··· Data provided

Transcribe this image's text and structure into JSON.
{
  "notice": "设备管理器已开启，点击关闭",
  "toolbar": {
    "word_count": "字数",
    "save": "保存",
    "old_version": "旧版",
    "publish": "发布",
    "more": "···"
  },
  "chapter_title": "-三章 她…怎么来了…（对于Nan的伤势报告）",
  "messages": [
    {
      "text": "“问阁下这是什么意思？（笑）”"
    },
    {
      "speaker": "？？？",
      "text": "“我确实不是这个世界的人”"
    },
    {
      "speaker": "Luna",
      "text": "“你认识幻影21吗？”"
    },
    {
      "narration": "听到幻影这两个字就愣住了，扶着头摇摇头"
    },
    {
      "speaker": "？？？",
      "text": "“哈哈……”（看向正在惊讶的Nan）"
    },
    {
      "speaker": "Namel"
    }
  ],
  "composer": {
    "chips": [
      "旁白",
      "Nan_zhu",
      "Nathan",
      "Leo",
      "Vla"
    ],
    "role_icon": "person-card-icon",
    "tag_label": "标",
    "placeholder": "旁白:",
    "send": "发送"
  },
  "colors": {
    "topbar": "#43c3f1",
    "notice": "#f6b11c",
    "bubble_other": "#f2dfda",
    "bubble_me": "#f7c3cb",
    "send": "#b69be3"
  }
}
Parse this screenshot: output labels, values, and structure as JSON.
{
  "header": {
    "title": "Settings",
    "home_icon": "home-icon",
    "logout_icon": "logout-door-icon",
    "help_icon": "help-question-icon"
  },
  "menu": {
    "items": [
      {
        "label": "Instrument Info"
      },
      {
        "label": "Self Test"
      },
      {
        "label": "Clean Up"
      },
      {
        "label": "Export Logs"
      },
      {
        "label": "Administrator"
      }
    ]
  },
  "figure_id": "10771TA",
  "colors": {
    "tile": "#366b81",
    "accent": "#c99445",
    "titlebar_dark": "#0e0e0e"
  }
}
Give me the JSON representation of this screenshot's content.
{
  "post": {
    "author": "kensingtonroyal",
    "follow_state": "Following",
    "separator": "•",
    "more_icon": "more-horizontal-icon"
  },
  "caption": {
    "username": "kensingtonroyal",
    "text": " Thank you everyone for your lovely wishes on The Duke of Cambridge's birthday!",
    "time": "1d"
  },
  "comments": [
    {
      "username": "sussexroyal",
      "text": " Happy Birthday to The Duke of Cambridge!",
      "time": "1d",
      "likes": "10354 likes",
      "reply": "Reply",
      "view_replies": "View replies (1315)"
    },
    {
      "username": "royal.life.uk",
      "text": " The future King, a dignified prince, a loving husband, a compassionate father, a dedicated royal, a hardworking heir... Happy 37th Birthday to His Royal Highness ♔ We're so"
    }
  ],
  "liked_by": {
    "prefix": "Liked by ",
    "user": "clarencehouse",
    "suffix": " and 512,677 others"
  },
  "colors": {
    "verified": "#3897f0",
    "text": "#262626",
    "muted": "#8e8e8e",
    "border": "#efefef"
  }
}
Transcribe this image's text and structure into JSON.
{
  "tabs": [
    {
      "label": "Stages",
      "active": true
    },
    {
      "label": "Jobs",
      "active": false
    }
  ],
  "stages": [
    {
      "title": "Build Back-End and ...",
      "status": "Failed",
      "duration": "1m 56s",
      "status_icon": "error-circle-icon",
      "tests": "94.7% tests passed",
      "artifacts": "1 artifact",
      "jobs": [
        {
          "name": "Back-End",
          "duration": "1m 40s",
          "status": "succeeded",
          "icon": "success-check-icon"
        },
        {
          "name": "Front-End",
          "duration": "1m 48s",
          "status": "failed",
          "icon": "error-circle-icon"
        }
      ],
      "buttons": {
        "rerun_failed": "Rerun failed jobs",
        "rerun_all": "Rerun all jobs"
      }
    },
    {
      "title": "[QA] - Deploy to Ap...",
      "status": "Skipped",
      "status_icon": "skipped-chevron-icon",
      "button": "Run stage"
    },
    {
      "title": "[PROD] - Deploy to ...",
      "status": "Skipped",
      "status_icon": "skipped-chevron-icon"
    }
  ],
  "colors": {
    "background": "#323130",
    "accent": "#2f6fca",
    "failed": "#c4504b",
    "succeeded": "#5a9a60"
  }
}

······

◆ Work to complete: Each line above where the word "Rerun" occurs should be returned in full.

◆ Result for this exercise:
        "rerun_failed": "Rerun failed jobs",
        "rerun_all": "Rerun all jobs"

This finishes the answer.